Still Standing

Don’t cry for me
I cry enough for myself every day
And the tears I shed
Burn like acid as they
Stream down my cheeks
But my heart still beats
And my lungs still breathe
And I am still standing

She

She is solid
an unmoving river that has coincidentally
washed all my sorrows away.
And if it were not for her
I don’t know if I would have
both my legs to stand on
or both my lungs to breathe
as they beat in my chest
reminding me that I am still alive.

And I’m alive.
That’s the miracle of it all
that reminds me to be grateful
everyday
when I get out of bed each morning.
I’m still here
with both my hands and my heart
and my sickly brain
And she is the only reason I breathe
she is the only obstacle.

 

Now and Then

We used to paint our fingernails
But now we paint on smiles
Hiding in our every wake
Down the lonely aisle

This is not about you

This is not about you.
This is not about about all those times you made me feel worthless and pathetic or how you spat my own name in my face like a curse.
This is not about how your betrayal ripped a giant gaping hole in my heart that I have not yet even begun to patch up. I can only keep ripping off the bandaid to remind myself of what it feels like to hurt.
And this is not about how your name will forever feel like acid on my tongue, burning the back of my throat as I try to smother the urge to scream it out into the night.

This is not about you.
This is about me.
This is about all the hurt and torment I have endured as I passively watched you set me on fire. This is about my struggle to love myself to fill the hole that you made, as you left me to fend for myself like a lonely and wounded animal.
This about how I will rise high above the flames and spread my hatred like wildfire, so that maybe one day, it might reach you.
This is about how I hope neither heaven nor hell will take you, for you would surely be a disappointment to both.

So, no. This is not about you.
This is about me,
like it always has been.

Withered, Battered, and Abandoned

Withered men used to dig the trenches,

their tired hands rough and worn down from labour’s past,

the soot under their fingernails forming something called modern art,

their faces besmirched with dirt leftover from the mines.

 

Battered women reached out in vain,

calling out for their loved ones to cease the hurt,

the destruction,

the pain,

mending their broken fingers

and patching up their wounds

as they licked themselves clean,

washing away the blood with their own salty tears.

 

Infants used to be born to absent mothers,
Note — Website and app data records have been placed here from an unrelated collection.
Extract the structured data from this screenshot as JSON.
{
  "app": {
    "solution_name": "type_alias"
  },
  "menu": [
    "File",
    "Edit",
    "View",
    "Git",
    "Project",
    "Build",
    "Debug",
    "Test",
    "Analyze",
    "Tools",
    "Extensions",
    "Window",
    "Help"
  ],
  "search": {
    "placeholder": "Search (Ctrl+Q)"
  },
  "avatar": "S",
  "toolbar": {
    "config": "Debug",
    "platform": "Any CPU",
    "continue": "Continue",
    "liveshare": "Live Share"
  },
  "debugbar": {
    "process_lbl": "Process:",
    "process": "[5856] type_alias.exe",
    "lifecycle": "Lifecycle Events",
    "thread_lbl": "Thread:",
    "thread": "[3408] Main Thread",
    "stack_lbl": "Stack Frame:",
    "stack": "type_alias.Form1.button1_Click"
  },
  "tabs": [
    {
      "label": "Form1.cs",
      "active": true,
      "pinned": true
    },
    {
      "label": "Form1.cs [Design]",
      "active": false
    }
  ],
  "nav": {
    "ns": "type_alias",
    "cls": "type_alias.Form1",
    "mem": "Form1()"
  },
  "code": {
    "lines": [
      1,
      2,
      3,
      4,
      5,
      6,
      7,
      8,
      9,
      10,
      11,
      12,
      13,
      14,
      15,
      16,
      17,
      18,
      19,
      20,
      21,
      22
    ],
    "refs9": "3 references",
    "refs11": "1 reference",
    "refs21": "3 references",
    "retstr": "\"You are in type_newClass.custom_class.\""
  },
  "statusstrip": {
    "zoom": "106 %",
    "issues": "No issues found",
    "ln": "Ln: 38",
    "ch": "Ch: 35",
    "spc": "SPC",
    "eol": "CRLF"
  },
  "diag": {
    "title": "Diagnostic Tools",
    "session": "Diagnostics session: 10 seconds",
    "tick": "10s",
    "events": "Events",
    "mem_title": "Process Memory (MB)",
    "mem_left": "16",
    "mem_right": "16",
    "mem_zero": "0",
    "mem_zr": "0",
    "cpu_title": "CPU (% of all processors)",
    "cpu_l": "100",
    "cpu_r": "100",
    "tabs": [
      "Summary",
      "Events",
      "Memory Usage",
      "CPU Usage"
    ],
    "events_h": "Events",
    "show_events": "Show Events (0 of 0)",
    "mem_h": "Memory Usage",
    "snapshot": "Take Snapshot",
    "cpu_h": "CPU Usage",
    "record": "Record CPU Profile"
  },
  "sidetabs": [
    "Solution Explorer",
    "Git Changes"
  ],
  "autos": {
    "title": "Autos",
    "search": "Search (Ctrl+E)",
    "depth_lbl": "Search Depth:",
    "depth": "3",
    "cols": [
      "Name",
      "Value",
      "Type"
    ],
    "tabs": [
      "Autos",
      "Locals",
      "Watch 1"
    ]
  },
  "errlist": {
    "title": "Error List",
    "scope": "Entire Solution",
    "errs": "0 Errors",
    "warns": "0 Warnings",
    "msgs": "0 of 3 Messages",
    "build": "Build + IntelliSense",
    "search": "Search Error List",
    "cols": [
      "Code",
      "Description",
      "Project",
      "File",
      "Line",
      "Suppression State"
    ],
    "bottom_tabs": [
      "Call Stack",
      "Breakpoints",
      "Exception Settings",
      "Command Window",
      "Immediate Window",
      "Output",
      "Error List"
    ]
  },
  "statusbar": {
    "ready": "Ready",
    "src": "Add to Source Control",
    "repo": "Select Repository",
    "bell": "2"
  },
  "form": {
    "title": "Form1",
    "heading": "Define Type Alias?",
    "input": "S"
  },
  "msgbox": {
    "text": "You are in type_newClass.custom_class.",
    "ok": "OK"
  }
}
their hearts and minds unavailable,

their bodies farther gone,

hidden in cheap hotel rooms and dusty, studio apartments

dressed up in old furniture taken from the curb,

their edges cracking and splitting.

 

Time used to age gracefully,

but finesse has since become foreign territory,

its traces forever erased now that the clocks have stopped,

their hands ticking no more.

Solace can no longer be found.

Roses

Even roses could not survive in this frozen tundra of a world,

where darkness perpetually sweeps the land,

digging up chunks of wet dirt

and eradicating long forgotten daisies

with one simple flick of the hand.

This Is What Happens When Depressed People Write

What happens

when we allow ourselves

to feel? Do we suddenly

recognize

the pain,

the sadness,

the agony

buried deep inside

our bustling minds? Or, is

the recognition

gradual?

Do we slowly

develop into

anxious beings

wanting to rid

ourselves of either

our trouble

or life, itself?

 

I’ve Found

*I went to a slam poetry workshop today, and it was absolutely amazing. Anyway, we had to do an exercise in which we started to write a poem, and after a couple of seconds, random words were thrown at us that we had to immediately incorporate into our pieces. It was very strange, but I suggest this activity to anyone, poet or not. 

I’ve found that the beautiful and the untamed go hand in hand, their fingers laced and intertwined.

I’ve found the darkness reach the sentiments of my own heart, its genuine history developing a new connection.

I’ve found that love can take many speed bumps, or heart can take the logic away from the level head.

I’ve found that Georgia is a lovely state, with mean and funky twangs described as accents infusing a different dialect.

I’ve found that dictionaries are very thick, the pages close together filled with words upon words that nobody knows.

I’ve found open spaces develop between the queen of my heart, the gaps empty and statistical.

I’ve found that dreaming is a simple task, but one with an elemental purpose, its use abundant and homeward-bound.

I’ve found that once I fell in love, my interpreting colors as signs, my brain unadulterated.

I’ve found that reason is not good enough when wibbly wobbly feelings are fleeting away.

I’ve found that hawk eyes look strange in the daylight, they mangle in the resemblance of my yesteryears, churning away at my

insides, their nitpicking voices cheering.

I’ve found that antibiotics don’t really work when your brain is sick, chiding away at your conscious, its comebacks unamusing.

I’ve found that  wrongs can make great rights if you spin the details a little.